"Maybe it is possible to control what is happening in the stadium. This does not apply to the public space in front of it. The stadiums become a potential target for fans who want to support their team," Radek told Frankfurter Allgemeine Sonntagszeitung.
"That would be devastating. We can't have large crowds outside the stadium gates. It's not only forbidden, it would be irresponsible.
"It becomes relevant to the police at that moment, we then have to ensure that the requirements that currently apply to behavior in public space are complied with: the requirement of a distance of one and a half meters, the ban on the assembly of large groups, the wearing of masks.
"We will have to intervene in terms of maintaining security and order if this is not guaranteed.
"I want to state that we as a police union are not fundamentally against football games.
"I can also understand that there is a need for many people to stop watching old international matches or old Bundesliga games, but we must not forget what special situation we are all in - this includes the police.
"Games behind closed doors are a danger, even if the organiser does everything in the stadium to ensure that hygiene regulations are observed in order to keep the risk of infection as low as possible.
"It's a good right for the DFL to work out a plan to start again, but it doesn't seem to take all aspects into account."
Radek says police resources would struggle to cope with the extra demand should the German top-flight get back to business in the near future.
"It would be an additional burden for us," he added. "So far, we have been able to cope with our police presence in this pandemic situation so well because we have been relieved of such major events. Because there were no concerts, no demonstrations - and because sports, especially football, also ceased operations.

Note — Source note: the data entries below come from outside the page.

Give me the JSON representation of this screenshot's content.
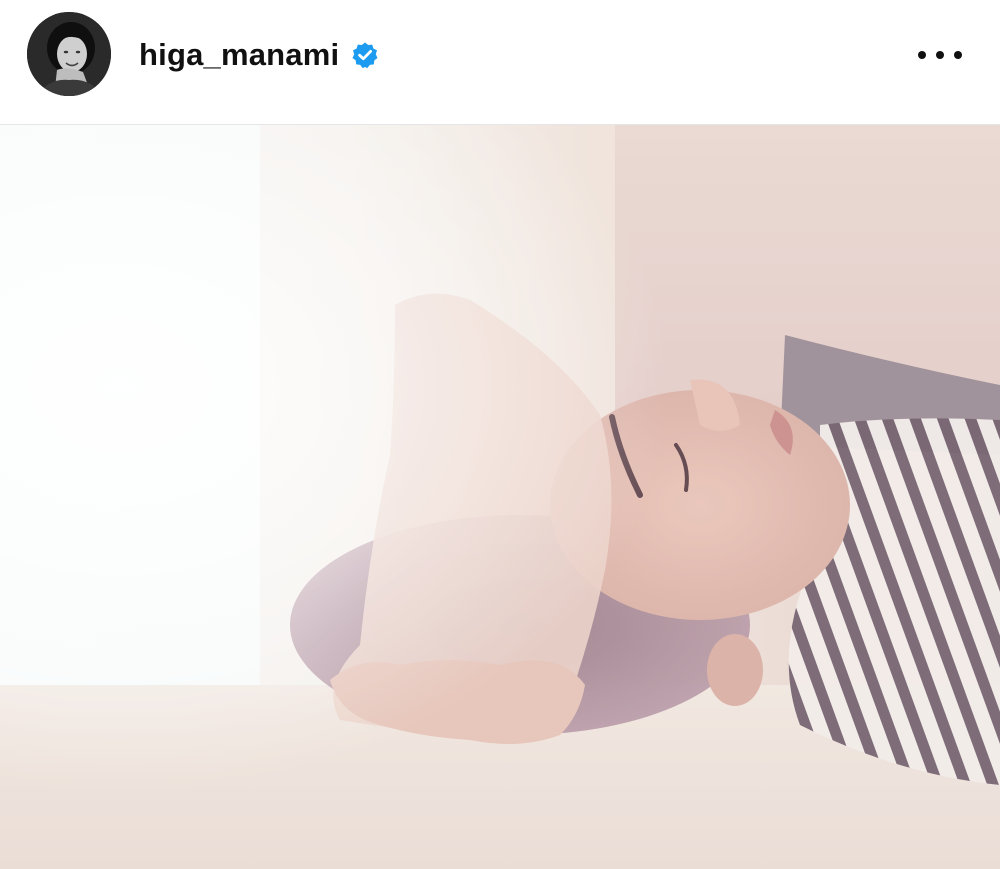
{
  "post": {
    "username": "higa_manami",
    "verified": true,
    "avatar_icon": "profile-photo",
    "more_icon": "more-horizontal-icon",
    "verified_icon": "verified-badge-icon",
    "colors": {
      "verified_badge": "#1d9bf0",
      "text": "#111111",
      "header_bg": "#ffffff"
    },
    "photo": {
      "subject_icon": "post-photo"
    }
  }
}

"Running the league on the weekends is a huge burden for us even without a corona pandemic. By pausing, we gained a personnel reserve that we could fall back on to increase our presence elsewhere."